● **Task to carry out**:
State how many lines of the entries hold the string "JSON". Reply with the number alone.

● **Input data**:
________

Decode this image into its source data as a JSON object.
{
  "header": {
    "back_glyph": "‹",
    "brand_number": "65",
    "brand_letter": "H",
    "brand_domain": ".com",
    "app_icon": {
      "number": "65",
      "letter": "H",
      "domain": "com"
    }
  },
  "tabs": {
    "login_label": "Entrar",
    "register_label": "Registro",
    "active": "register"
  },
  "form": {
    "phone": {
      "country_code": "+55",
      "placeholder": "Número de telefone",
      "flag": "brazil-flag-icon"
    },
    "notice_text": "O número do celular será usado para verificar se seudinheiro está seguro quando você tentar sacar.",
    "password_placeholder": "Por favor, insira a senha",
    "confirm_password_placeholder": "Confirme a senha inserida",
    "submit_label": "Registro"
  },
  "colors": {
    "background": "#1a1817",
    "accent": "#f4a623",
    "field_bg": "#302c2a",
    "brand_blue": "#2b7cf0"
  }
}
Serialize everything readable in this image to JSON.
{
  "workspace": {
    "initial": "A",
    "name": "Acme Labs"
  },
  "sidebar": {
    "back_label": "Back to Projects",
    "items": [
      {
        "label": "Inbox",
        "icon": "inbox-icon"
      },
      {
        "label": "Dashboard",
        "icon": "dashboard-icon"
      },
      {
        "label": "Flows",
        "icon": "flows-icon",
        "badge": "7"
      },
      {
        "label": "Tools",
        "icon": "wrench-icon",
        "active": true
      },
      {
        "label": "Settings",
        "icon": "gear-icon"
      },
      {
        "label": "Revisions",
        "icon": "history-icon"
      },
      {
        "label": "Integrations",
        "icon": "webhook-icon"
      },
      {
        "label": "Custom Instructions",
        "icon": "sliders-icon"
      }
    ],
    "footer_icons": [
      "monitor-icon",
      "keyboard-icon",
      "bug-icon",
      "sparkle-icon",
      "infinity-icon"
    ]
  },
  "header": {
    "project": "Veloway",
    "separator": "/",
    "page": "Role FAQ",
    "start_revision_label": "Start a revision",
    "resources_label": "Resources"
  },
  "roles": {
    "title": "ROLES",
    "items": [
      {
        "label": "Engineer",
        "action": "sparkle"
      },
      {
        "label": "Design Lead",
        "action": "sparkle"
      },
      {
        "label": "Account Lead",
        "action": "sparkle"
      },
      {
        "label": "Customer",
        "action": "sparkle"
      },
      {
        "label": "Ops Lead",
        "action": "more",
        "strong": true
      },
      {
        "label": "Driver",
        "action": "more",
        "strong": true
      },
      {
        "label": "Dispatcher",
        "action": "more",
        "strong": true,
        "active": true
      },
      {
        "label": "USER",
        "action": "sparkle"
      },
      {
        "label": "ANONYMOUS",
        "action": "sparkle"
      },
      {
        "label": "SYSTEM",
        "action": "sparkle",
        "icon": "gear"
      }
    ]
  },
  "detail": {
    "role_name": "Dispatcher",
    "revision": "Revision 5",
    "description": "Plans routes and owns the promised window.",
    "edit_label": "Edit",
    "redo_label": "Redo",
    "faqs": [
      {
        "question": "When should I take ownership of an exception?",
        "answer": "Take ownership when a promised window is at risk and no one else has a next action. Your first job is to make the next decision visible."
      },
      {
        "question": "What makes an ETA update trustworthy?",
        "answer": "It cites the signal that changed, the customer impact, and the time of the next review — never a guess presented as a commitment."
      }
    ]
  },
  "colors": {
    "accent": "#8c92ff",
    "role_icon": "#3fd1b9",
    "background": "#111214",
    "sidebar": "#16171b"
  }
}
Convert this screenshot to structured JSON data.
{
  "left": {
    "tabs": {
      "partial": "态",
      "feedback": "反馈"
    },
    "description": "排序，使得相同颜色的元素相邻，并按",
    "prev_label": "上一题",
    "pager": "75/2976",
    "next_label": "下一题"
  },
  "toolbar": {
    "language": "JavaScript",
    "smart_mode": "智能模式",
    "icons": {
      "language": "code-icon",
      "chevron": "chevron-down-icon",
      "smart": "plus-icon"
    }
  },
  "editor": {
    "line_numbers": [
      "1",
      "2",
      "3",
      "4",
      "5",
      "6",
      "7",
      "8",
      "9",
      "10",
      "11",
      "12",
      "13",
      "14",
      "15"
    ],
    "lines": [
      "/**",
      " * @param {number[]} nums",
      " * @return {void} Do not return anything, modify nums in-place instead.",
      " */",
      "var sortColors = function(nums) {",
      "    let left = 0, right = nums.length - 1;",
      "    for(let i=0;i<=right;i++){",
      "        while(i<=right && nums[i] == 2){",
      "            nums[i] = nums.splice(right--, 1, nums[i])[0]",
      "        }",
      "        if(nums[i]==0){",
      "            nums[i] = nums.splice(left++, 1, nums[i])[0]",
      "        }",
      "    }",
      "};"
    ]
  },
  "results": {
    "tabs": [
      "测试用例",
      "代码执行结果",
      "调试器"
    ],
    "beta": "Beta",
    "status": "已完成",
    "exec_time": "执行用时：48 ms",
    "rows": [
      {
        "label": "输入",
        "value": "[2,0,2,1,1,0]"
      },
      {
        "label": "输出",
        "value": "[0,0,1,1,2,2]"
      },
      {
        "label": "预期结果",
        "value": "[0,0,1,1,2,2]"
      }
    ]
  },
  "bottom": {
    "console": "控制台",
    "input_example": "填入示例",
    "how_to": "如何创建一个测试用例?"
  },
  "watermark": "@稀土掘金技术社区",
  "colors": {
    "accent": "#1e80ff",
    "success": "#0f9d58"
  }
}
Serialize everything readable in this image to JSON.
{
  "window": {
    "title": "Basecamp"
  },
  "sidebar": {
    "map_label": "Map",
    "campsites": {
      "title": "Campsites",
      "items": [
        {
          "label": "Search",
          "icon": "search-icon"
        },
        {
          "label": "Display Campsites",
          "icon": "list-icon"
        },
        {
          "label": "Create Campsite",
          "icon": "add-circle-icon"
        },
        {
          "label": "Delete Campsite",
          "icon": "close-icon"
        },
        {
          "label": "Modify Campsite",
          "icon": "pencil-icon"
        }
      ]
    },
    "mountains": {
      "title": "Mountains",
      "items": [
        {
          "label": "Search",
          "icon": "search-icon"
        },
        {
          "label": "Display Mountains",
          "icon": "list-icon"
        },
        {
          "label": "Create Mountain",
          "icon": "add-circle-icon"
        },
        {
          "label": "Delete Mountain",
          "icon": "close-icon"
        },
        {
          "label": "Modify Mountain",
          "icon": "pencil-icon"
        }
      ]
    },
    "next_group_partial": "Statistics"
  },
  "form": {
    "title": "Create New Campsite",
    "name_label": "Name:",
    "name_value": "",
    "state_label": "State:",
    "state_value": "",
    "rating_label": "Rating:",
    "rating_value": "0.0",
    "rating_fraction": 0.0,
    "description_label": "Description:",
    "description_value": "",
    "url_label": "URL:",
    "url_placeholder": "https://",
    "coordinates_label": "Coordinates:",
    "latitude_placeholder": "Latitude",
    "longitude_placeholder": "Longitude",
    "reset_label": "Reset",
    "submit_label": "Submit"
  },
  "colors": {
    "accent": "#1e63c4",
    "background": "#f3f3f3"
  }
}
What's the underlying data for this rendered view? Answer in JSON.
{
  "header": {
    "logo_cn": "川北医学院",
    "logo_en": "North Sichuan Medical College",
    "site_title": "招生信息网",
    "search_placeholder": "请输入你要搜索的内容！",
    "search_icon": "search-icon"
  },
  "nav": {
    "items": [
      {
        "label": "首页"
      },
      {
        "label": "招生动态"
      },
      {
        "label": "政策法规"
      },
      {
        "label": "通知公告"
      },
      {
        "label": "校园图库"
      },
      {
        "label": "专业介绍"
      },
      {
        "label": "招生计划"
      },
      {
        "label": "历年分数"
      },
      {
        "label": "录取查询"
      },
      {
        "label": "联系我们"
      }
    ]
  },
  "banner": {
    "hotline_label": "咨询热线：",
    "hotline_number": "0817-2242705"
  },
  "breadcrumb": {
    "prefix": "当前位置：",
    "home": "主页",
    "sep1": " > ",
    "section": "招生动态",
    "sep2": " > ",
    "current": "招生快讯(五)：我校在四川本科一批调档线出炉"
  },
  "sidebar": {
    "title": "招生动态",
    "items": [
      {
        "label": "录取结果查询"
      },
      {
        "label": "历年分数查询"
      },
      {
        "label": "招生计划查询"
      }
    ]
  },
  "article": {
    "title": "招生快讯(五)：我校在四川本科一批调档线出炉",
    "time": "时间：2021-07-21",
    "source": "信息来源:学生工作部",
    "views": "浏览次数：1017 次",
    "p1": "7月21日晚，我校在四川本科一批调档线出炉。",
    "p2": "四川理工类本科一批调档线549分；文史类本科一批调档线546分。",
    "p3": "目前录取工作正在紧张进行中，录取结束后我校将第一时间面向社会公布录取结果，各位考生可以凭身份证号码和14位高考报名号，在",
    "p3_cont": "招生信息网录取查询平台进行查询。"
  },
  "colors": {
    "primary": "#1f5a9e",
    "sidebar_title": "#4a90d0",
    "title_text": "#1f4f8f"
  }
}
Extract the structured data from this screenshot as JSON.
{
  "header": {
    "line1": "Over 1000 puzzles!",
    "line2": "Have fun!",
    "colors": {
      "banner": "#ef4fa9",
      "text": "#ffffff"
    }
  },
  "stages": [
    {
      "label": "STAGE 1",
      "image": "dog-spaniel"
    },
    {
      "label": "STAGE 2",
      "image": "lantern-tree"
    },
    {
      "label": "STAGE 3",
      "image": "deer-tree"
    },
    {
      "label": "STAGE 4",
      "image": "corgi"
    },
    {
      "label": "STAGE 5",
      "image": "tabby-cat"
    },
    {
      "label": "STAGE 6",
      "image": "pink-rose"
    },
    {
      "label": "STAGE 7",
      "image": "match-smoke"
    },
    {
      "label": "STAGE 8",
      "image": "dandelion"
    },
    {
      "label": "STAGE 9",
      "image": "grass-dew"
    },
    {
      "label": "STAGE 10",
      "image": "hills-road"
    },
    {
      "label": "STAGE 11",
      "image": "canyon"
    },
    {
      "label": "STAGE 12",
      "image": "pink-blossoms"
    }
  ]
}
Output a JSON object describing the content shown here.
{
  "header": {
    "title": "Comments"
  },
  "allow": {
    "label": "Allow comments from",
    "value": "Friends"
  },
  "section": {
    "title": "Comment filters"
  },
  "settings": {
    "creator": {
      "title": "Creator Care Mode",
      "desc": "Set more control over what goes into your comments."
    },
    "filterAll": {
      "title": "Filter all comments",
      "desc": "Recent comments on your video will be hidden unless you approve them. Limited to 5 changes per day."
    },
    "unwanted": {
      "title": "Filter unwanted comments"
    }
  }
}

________

● **Exercise result**:
7